Now, I had a solid dough to work with. There are so many layers! I rolled out the dough one last time and attempted to make a rectangle that was 20 cm by 30 cm. Then, with my hands along the 20 cm or short side, I rolled the pastry into a tight log. I cut the log into 12 parts to make 12 discs for the 12 final tarts!
This is where I needed a cupcake tin. Use my fingers, I gently pushed the pastry dough out from the center to spread it around the edge of the cupcake tin. This step creates a cup for the custard to live. Once I finished spreading out all 12 discs, I place the cupcake tin into the fridge to chill.
While all this chilling was happening, I was also working on making my custard. I used a lemon and cinnamon infused custard, just like they did in bake off. And I needed the custard to be cool by the time the pastry came out of the fridge for the last time.
I gently spooned the custard into the pastry cases leaving a bit of room at the top. I expected the custard would grow in the oven.
The last step of this process is to bake. The pastry must bake at a high heat to get that perfect golden-brown color without being overcooked. The custard will end up bubbling during this step and some dark spots will appear.
This is totally normal for a Pastéis de Nata so don’t panic if you see this happening. It took constant reminders to myself that the tart isn’t burning! Now all that’s left is to let them cool and enjoy them!!
I really enjoyed making these Pastéis de Nata. They were really low energy to make and they turned out deliciously. Before doing this process, I was very intimated about making a rough puff pastry. And it turned out beautifully!!

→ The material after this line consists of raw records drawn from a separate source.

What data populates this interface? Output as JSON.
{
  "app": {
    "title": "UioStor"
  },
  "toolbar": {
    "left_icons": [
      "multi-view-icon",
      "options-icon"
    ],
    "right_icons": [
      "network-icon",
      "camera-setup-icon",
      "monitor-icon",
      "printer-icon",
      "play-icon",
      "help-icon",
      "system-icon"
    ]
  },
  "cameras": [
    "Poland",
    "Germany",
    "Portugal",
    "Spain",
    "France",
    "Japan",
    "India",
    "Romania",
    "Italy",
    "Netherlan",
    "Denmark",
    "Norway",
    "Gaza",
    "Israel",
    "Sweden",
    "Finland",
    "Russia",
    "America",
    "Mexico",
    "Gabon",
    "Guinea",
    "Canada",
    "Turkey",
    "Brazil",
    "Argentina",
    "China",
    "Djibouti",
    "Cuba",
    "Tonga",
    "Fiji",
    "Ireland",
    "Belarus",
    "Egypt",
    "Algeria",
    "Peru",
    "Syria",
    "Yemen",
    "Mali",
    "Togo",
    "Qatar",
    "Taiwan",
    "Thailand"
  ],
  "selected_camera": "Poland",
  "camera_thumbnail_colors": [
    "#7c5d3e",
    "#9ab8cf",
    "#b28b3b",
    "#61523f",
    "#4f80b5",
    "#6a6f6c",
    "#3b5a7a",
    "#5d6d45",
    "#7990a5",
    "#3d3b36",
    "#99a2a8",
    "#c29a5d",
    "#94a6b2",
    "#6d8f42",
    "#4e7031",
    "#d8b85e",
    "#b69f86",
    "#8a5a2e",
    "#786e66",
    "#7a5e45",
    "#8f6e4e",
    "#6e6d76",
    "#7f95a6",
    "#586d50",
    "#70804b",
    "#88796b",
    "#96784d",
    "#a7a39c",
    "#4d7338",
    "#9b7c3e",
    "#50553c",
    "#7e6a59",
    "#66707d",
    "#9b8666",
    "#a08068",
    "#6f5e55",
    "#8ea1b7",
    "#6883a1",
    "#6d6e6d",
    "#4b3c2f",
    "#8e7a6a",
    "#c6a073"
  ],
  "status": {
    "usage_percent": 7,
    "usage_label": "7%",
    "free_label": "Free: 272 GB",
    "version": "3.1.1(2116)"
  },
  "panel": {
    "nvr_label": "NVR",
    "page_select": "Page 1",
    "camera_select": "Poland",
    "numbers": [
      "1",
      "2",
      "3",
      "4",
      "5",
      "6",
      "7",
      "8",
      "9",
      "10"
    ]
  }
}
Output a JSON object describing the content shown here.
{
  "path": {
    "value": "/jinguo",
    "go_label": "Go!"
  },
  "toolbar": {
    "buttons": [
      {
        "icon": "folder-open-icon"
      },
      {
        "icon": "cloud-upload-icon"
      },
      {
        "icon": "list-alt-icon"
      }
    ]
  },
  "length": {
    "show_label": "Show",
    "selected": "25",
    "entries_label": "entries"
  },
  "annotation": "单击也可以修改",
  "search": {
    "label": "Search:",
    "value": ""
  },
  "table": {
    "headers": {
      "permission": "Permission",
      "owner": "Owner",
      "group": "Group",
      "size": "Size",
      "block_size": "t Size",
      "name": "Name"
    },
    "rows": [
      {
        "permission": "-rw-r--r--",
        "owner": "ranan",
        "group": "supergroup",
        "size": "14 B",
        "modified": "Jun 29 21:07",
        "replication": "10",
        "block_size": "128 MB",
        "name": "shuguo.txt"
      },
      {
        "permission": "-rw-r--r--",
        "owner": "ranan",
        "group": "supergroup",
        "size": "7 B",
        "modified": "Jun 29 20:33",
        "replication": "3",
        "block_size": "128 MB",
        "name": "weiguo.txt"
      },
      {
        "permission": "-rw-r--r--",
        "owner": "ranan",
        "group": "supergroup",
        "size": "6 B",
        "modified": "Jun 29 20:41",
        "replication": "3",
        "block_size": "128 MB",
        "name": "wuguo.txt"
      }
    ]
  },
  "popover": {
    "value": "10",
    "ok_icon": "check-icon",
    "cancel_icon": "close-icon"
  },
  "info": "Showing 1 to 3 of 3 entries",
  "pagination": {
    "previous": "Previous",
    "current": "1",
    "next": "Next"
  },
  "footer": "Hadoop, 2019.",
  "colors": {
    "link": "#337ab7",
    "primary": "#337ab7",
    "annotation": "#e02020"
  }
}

Am I ready for bake-off? I feel like this one of my better bakes. I know I didn’t get the pastry all the way up the sides of the tin but they still turned out amazing. I love the flavor of the custard mixed with the flakiness of the pastry.
What is Pastéis de Nata?
Good Question! I had no idea before this challenge, so I did a little research about the origin of this tart. Pastéis de Nata is a dish that originate in Portugal and is generally considered to be an egg custard tart pastry. Pastéis de Nata was originally created by Religious of the Monastery of the Hieronymites.
The English translation for Pastéis de Nata is “cream pastries”. This dish is typically made from puff pastry and has cinnamon incorporates somewhere into the dish.
Pasteis de Nata
- 1 non-stick cupcake tray
- 1 Cup All-Purpose Flour
- Pinch of Salt
- 2 Tbsp Unsalted Butter chilled and diced
- ¼ to ⅓ Cup Water chilled
- 4 Tbsp Unsalted Butter frozen
- Mix the flour and salt in a bowl. Rub inthe chilled butter until the mixture resemble breadcrumbs
- Gradually add the about 4-6 tablespoons of the chilled water to form a dough.
- Roll out the dough into a rectangle on a lightly floured work surface
- Grate half of the frozen butter over the bottom two thirds of the dough.
- Fold down the top third of the dough and fold up the bottom third (as if folding a letter).
- Turn the folded dough 90 degrees and roll it out into a rectangle again. Grate the remaining butter over the bottom two thirds of the dough.
- Fold down the top third of the dough and fold up the bottom third.
- Wrap the dough in cling film and leave to rest in the fridge for about 30 minutes
- Roll out the pastry into a rectangle and fold down the top third of the dough and then fold up the bottom third. Leave to rest in the fridge for about 30 minutes.
- Repeat the last step.
- Roll out the pasty on a lightly flouredsurface to a rectangle measuring about 20 by 30 cm. From the short side (20 cm) roll up the pastry tightly into a log and cut into 12 equal discs.
- Place 1 disc into the cup of a cupcaketin, swirl side up. Using wet fingers, gently press the pastry up the side of the tin working from the center outwards until the pastry just pokes over the top. Repeat for all the pastry discs.
- Chill for 20 minutes.
- Heat the oven to 475°F. Pour the lemon and cinnamon custard into the pastry cases, leaving a gap at the top.
- Bake for 15-18 minutes until the pastry is golden and crisp. The custard should be bubbling with tiny brown spots.
- Let the tarts cool in the tin for 5 minutes before transferring them to a wire rack to cool completely.